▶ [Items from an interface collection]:
=====

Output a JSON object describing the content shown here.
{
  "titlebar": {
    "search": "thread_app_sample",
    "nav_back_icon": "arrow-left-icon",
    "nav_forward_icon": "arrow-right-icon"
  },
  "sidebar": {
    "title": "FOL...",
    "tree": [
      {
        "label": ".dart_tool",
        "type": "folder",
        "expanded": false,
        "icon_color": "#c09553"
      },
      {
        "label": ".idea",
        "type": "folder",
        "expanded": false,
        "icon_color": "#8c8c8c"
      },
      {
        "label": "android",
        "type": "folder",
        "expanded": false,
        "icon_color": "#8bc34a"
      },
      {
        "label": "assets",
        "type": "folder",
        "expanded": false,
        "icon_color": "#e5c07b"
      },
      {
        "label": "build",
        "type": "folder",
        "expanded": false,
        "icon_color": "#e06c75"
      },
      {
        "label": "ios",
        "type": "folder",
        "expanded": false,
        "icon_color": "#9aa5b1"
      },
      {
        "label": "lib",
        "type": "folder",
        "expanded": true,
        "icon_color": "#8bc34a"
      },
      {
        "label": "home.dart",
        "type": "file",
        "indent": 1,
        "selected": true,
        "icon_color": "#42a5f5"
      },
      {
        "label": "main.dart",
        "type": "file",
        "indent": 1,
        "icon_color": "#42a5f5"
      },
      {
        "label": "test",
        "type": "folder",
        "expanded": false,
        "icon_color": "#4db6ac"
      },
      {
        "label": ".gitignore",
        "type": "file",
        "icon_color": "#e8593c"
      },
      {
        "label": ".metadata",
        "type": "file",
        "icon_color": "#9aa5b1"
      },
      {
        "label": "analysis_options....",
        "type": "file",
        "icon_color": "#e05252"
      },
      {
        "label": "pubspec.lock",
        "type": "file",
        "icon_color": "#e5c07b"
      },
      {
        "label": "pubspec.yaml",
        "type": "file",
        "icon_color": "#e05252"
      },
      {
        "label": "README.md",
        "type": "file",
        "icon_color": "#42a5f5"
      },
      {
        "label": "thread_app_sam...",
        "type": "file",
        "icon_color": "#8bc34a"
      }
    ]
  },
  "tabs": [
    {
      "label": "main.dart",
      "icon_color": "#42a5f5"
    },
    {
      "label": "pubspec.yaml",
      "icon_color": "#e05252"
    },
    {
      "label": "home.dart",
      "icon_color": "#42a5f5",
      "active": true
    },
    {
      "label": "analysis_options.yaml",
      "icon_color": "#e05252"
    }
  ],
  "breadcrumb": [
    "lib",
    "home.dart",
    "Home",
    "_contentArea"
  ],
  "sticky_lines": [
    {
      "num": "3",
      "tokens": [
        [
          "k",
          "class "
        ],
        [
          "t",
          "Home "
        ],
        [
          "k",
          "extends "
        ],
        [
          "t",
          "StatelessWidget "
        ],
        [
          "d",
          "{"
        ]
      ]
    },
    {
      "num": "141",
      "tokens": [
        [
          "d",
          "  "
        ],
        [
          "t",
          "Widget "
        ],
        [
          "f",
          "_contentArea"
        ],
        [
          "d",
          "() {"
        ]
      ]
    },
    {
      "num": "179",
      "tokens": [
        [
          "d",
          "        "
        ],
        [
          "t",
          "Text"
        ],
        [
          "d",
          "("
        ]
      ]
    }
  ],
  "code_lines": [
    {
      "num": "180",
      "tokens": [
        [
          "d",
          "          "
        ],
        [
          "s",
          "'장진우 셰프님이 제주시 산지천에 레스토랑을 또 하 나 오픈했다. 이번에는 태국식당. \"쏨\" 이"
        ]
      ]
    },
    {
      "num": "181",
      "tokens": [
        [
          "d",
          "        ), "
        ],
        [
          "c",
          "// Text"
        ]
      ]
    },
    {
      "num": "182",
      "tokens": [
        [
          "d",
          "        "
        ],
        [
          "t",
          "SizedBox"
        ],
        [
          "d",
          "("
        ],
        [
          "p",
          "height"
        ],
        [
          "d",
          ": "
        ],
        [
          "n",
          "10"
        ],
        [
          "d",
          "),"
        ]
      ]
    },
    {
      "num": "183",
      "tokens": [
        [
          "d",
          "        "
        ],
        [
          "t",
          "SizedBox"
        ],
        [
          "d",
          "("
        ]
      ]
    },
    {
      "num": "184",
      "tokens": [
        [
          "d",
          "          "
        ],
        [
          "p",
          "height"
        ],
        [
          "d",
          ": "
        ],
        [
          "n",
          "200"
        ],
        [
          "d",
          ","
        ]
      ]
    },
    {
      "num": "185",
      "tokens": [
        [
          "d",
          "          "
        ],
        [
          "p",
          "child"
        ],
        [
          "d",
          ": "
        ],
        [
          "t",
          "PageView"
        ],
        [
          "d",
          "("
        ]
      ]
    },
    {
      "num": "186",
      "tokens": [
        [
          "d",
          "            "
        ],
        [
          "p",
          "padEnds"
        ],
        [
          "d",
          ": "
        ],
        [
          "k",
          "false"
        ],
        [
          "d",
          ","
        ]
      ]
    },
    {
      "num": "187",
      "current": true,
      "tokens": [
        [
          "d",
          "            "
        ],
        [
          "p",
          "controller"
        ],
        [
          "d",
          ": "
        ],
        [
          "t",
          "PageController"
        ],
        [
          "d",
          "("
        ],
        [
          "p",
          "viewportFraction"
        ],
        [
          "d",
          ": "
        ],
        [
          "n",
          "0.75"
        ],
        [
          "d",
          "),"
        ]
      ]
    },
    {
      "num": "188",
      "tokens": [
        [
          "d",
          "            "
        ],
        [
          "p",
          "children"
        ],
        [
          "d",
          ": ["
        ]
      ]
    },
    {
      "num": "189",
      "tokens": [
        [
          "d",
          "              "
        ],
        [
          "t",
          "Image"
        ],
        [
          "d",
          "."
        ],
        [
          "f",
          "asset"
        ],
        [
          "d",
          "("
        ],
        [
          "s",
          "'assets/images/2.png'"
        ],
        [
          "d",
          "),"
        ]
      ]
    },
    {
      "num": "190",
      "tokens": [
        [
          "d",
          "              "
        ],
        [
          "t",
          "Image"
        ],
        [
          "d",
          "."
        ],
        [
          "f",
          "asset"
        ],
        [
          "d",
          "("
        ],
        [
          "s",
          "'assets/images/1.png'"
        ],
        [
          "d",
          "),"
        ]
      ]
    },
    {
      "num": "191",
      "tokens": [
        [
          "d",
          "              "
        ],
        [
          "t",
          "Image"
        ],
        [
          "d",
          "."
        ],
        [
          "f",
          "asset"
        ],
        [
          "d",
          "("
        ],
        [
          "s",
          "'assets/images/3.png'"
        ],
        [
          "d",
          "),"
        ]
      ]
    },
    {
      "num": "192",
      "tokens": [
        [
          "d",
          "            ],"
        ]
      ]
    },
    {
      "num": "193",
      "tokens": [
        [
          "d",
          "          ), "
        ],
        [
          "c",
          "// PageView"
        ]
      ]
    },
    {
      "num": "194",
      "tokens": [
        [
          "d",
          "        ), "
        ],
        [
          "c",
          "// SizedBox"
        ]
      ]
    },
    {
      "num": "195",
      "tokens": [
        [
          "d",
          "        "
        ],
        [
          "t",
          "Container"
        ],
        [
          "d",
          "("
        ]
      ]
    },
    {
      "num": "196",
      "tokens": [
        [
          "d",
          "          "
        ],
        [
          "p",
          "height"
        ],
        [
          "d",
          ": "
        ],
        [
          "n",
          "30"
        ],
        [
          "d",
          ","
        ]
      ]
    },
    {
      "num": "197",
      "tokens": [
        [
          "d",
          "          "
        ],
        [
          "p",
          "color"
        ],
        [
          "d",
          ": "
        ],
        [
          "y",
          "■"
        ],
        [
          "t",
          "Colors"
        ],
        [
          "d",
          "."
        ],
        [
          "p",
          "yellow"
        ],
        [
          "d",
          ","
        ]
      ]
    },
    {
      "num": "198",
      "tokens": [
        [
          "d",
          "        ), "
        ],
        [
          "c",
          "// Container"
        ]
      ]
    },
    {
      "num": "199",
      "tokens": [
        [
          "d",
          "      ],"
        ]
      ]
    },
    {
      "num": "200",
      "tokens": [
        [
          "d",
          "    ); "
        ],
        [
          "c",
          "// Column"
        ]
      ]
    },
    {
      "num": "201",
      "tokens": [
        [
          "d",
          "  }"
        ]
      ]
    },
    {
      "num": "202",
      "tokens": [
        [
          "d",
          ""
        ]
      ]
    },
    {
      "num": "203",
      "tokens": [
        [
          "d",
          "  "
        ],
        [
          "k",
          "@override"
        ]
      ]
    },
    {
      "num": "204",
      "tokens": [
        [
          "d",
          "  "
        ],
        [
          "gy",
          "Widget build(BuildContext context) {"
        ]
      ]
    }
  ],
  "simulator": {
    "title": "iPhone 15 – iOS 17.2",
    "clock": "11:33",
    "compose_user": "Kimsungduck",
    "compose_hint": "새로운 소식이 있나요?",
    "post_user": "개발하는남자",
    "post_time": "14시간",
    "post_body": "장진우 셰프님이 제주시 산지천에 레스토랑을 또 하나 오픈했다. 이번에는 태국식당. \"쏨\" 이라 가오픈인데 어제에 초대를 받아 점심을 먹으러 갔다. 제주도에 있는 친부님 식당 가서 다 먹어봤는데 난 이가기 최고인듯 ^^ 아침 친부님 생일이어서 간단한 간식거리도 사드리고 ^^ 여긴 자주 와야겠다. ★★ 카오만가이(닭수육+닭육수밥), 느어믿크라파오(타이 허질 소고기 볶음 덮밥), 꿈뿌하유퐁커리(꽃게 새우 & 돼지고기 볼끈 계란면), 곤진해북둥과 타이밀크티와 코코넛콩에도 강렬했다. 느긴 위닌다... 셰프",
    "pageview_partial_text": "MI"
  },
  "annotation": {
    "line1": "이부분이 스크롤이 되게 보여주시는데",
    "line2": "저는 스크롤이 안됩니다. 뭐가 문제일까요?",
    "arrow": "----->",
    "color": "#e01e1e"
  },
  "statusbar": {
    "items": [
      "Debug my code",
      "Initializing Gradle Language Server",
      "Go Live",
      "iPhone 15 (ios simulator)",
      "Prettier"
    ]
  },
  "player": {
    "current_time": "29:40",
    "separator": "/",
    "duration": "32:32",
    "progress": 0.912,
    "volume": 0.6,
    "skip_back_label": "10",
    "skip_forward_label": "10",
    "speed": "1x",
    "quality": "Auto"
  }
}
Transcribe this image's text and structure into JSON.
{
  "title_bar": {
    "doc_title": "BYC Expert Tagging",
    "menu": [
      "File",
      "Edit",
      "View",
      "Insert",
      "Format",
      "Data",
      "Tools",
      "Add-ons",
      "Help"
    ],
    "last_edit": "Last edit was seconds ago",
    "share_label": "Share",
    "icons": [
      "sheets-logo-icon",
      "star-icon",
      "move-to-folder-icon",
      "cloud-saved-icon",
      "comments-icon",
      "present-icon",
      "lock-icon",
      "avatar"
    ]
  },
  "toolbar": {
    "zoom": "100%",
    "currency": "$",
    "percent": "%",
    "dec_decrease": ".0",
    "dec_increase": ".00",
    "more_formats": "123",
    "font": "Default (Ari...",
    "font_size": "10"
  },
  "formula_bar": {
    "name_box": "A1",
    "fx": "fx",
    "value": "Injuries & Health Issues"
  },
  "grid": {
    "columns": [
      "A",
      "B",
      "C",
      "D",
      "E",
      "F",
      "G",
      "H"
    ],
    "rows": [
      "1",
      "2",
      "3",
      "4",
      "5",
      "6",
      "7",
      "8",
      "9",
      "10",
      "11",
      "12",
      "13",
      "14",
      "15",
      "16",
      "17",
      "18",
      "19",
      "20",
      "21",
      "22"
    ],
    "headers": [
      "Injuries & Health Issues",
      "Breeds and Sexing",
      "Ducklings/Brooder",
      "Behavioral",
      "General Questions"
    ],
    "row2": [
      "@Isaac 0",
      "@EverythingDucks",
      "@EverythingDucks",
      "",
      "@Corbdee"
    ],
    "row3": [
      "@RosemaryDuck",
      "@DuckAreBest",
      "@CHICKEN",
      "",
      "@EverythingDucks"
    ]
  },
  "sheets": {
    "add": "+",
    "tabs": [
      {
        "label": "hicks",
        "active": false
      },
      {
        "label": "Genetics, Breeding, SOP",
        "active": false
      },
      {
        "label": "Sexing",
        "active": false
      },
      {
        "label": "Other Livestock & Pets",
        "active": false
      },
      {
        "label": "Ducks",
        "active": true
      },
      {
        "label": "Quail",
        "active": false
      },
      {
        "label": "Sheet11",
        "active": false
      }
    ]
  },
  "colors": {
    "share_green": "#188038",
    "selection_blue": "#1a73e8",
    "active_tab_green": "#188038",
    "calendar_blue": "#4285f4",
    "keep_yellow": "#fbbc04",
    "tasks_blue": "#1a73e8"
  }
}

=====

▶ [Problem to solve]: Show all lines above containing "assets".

▶ [Task result]:
        "label": "assets",
          "'assets/images/2.png'"
          "'assets/images/1.png'"
          "'assets/images/3.png'"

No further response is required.